→ **Listed records**:
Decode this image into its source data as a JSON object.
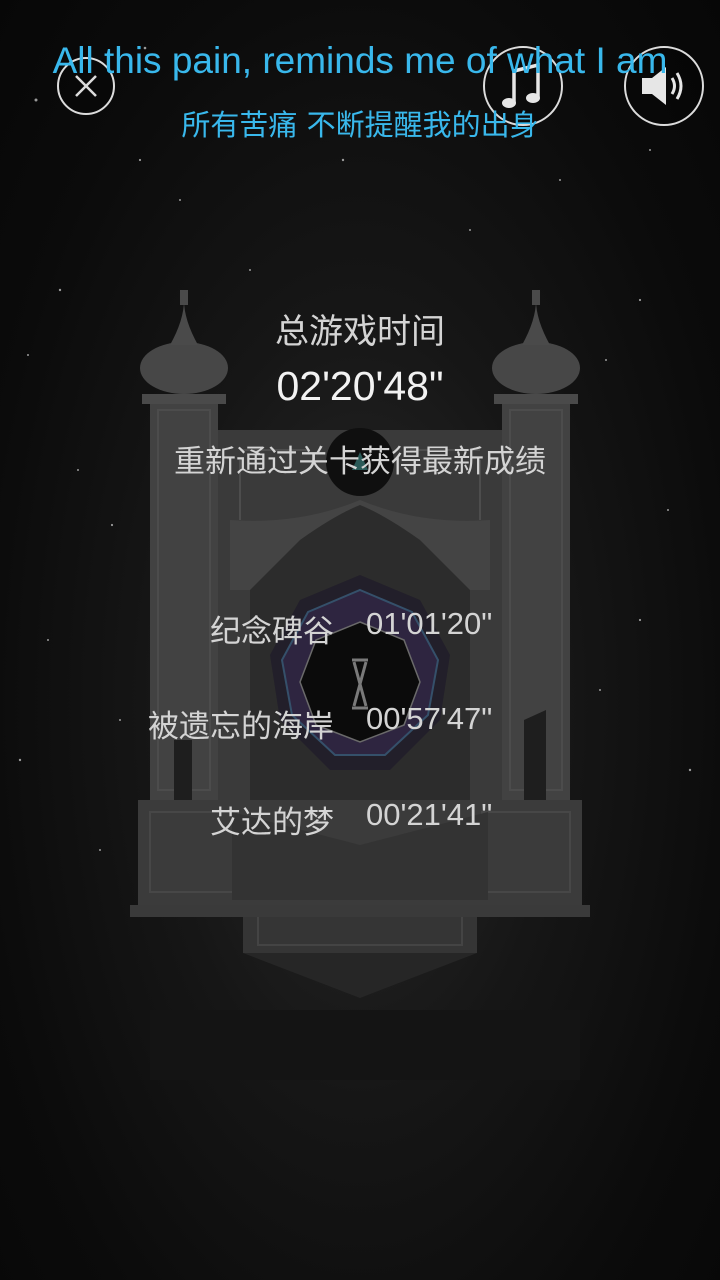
{
  "subtitles": {
    "english": "All this pain, reminds me of what I am",
    "chinese": "所有苦痛 不断提醒我的出身"
  },
  "controls": {
    "close_icon": "close-icon",
    "music_icon": "music-note-icon",
    "sound_icon": "speaker-icon"
  },
  "summary": {
    "total_label": "总游戏时间",
    "total_time": "02'20'48\"",
    "hint": "重新通过关卡获得最新成绩"
  },
  "levels": [
    {
      "name": "纪念碑谷",
      "time": "01'01'20\""
    },
    {
      "name": "被遗忘的海岸",
      "time": "00'57'47\""
    },
    {
      "name": "艾达的梦",
      "time": "00'21'41\""
    }
  ],
  "colors": {
    "subtitle": "#39b8ec",
    "text": "#d4d4d4",
    "background": "#0c0c0c"
  }
}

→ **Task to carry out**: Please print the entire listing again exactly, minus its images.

→ **Response**:
Decode this image into its source data as a JSON object.
{
  "subtitles": {
    "english": "All this pain, reminds me of what I am",
    "chinese": "所有苦痛 不断提醒我的出身"
  },
  "controls": {
    "close_icon": "close-icon",
    "music_icon": "music-note-icon",
    "sound_icon": "speaker-icon"
  },
  "summary": {
    "total_label": "总游戏时间",
    "total_time": "02'20'48\"",
    "hint": "重新通过关卡获得最新成绩"
  },
  "levels": [
    {
      "name": "纪念碑谷",
      "time": "01'01'20\""
    },
    {
      "name": "被遗忘的海岸",
      "time": "00'57'47\""
    },
    {
      "name": "艾达的梦",
      "time": "00'21'41\""
    }
  ],
  "colors": {
    "subtitle": "#39b8ec",
    "text": "#d4d4d4",
    "background": "#0c0c0c"
  }
}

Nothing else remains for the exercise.